## PROBLEM
Reading the records below, count the lines in which the string "packager" appears; write the number only.
-=-=-
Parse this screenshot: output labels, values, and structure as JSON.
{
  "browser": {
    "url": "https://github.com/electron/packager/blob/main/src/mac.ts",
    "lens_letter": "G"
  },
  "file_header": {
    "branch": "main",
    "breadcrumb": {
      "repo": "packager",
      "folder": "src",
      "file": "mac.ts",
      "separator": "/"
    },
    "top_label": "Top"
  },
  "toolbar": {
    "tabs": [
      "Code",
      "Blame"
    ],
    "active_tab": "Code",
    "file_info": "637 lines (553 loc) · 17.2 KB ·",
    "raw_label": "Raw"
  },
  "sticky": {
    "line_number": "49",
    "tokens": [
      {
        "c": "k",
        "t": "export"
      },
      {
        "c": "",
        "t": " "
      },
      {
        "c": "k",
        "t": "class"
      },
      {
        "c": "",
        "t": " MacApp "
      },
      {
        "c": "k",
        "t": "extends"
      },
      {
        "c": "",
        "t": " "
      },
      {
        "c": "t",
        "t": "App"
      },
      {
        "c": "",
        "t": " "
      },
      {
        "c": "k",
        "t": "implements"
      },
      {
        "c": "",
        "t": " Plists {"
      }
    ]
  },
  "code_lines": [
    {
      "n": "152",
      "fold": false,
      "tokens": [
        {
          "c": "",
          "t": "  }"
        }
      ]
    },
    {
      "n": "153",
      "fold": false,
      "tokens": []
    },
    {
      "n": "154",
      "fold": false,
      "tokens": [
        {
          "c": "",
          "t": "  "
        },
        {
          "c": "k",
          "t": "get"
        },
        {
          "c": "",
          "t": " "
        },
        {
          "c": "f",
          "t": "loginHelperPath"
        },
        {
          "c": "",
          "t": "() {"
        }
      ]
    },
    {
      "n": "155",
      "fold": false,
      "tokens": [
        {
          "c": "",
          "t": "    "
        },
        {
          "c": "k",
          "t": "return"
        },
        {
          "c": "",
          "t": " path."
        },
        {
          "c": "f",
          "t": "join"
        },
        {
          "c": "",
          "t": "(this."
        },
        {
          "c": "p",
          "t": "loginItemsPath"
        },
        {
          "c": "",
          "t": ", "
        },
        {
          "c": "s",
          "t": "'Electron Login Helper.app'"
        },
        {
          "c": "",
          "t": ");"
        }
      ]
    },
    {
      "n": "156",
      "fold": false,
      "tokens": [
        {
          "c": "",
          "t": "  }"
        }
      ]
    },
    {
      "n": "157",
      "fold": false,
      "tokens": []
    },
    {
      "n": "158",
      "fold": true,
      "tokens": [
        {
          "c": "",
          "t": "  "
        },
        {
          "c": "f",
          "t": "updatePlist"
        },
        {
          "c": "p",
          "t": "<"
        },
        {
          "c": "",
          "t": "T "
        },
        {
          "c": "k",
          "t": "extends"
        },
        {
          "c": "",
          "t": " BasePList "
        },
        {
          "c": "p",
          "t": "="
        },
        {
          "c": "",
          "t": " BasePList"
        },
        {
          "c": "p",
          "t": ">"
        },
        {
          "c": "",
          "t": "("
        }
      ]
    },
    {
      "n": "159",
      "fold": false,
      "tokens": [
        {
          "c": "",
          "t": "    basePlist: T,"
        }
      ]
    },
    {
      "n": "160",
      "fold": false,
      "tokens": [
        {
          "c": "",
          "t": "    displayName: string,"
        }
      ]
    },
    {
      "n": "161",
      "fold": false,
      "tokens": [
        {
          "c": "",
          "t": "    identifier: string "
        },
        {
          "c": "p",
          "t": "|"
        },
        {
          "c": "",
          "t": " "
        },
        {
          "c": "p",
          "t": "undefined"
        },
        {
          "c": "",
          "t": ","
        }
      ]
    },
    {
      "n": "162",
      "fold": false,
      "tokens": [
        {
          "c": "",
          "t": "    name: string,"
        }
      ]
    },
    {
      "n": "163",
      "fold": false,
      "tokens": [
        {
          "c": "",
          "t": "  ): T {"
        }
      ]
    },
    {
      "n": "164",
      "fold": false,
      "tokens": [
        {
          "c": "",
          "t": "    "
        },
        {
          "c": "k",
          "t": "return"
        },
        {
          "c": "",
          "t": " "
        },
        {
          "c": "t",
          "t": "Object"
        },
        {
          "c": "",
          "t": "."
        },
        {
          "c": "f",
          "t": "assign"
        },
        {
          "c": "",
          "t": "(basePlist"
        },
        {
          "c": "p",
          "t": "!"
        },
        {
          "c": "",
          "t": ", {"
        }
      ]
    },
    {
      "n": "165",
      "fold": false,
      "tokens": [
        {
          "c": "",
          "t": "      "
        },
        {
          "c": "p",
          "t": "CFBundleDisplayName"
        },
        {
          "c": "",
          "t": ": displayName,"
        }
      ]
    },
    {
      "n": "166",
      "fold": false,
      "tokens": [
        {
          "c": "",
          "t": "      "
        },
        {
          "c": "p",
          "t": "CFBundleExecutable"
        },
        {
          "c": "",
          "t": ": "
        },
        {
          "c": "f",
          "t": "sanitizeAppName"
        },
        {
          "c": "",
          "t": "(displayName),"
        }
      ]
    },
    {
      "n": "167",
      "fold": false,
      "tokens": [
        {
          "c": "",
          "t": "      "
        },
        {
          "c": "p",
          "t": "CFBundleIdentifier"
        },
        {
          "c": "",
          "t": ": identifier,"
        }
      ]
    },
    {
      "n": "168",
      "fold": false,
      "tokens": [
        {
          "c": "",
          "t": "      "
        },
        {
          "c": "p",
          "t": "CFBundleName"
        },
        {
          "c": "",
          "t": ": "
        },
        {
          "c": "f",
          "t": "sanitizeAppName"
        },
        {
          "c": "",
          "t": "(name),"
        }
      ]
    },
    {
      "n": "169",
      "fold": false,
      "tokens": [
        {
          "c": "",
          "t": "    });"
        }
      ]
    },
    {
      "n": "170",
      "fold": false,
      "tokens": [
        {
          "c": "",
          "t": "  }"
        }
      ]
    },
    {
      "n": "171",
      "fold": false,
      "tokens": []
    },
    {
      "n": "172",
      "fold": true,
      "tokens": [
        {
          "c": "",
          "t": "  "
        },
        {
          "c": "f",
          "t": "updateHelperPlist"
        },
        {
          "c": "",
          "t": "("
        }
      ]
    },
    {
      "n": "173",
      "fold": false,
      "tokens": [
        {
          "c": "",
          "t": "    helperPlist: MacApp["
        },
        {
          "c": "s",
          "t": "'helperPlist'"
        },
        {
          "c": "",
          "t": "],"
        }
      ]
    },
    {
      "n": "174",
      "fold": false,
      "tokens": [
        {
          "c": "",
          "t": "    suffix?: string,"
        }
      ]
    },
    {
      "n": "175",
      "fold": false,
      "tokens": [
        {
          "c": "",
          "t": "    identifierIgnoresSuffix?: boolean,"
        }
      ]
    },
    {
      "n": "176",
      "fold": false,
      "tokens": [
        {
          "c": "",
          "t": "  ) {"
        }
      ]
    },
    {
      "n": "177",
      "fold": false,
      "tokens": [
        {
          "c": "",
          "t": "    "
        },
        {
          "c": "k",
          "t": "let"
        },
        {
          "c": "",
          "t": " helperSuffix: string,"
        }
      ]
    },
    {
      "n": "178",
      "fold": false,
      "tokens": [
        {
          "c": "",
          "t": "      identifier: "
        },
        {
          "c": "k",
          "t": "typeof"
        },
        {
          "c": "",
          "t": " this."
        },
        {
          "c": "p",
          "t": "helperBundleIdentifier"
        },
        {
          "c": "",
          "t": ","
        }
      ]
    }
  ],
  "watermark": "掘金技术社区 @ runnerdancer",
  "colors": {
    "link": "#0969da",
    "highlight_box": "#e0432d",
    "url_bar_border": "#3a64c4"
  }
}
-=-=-
## RESPONSE FOR THIS EXERCISE
2